On December 4, 2018, the Washington Legal Clinic for the Homeless (WLCH), a local organization looking to provide vital legal services for those who struggle with homelessness and poverty, opened its 7th intake site at the United Planning Organization (UPO) Anacostia Community Service Center. Located at 1649 Good Hope Road SE, the site will hold intake sessions on the first and third Tuesday of every month, 11:00 am – 12:00 pm.
At these sessions, volunteer attorneys will host one-on-one introductory meetings for clients to share their legal issues, ask questions, and discuss next steps. Volunteer attorneys handle cases relating to public benefits (SSI, SSDI, TANF, IDA, food stamps), shelter (rights, denials, terminations, conditions), and subsidized housing. They also provide support for police complaints, property issues, consumer issues, obtaining identification (out-of-state birth certificates, etc.), and emergency assistance. Currently, they do not directly assist clients with cases involving family law, criminal defense, immigration, employment, probate or landlord-tenant; however, they are able to provide referrals for low- or no-cost legal aid programs who specialize in those areas.
According to Karen Malovrh, Staff Attorney at WLCH, potential clients, particularly those with limited ability to travel, inflexible work schedules, or childcare obligations, have been reporting that it can be difficult to access their downtown intake sites. Due to this barrier, WLCH may miss opportunities to provide assistance to many of the most underserved members of the community. In response to these previously unmet client needs, WLCH established this new presence in SE and are working to further their goal of fair and just access to pro bono legal services.

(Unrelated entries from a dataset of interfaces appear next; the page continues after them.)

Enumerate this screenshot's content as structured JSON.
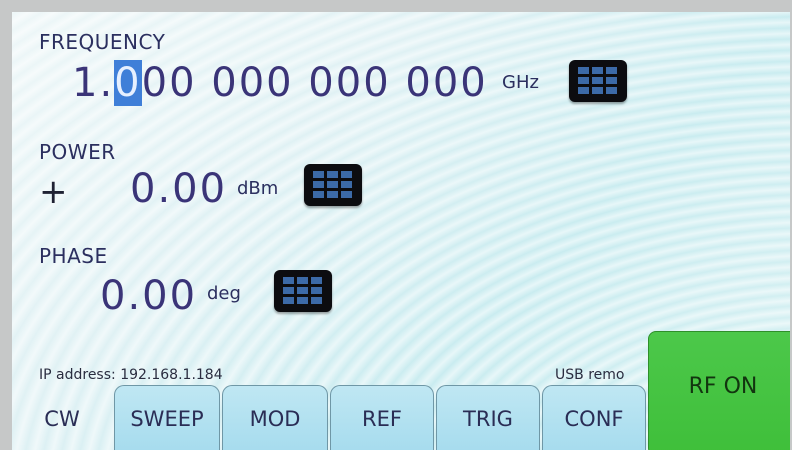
{
  "frequency": {
    "label": "FREQUENCY",
    "value_lead": "1.",
    "value_cursor": "0",
    "value_rest": "00 000 000 000",
    "unit": "GHz"
  },
  "power": {
    "label": "POWER",
    "sign": "+",
    "value": "0.00",
    "unit": "dBm"
  },
  "phase": {
    "label": "PHASE",
    "value": "0.00",
    "unit": "deg"
  },
  "status": {
    "ip": "IP address: 192.168.1.184",
    "usb": "USB remo"
  },
  "tabs": [
    {
      "label": "CW"
    },
    {
      "label": "SWEEP"
    },
    {
      "label": "MOD"
    },
    {
      "label": "REF"
    },
    {
      "label": "TRIG"
    },
    {
      "label": "CONF"
    }
  ],
  "rf_button": {
    "label": "RF ON"
  },
  "icons": {
    "keypad": "keypad-icon"
  },
  "colors": {
    "value_text": "#3a3478",
    "cursor": "#3f7fd8",
    "rf_on": "#45c342",
    "tab": "#b3e2f1"
  }
}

The new site was the perfect opportunity for WLCH to join forces with UPO, whose SE Community Center is central to where many of their clients live, work, and receive social services. The UPO site already directly offers more than 30 programs and services, including: vocational job training, job readiness and placement, early childhood education, and youth development programs. UPO also processes applications for the Electronic Benefit (EBT) cards used for food stamps and Temporary Assistance for Needy Families (TANF) benefits. The staff at UPO has been incredibly welcoming to the WLCH and their volunteers, Malovrh says, and she and her team are incredibly grateful for their partnership and support in reaching more community members to address essential legal needs.
If you are an attorney who is interested in volunteering at this site, WLCH welcomes your support. Volunteer attorneys must be 1) DC-barred (or have their application pending), 2) work for the federal government and be barred in any state, or 3) work for a DC-based non-profit. Please contact their volunteer coordinator at firstname.lastname@example.org to learn more about their program and how you can get involved.
Rita Santibañez is a contributing author to East of the River Profiles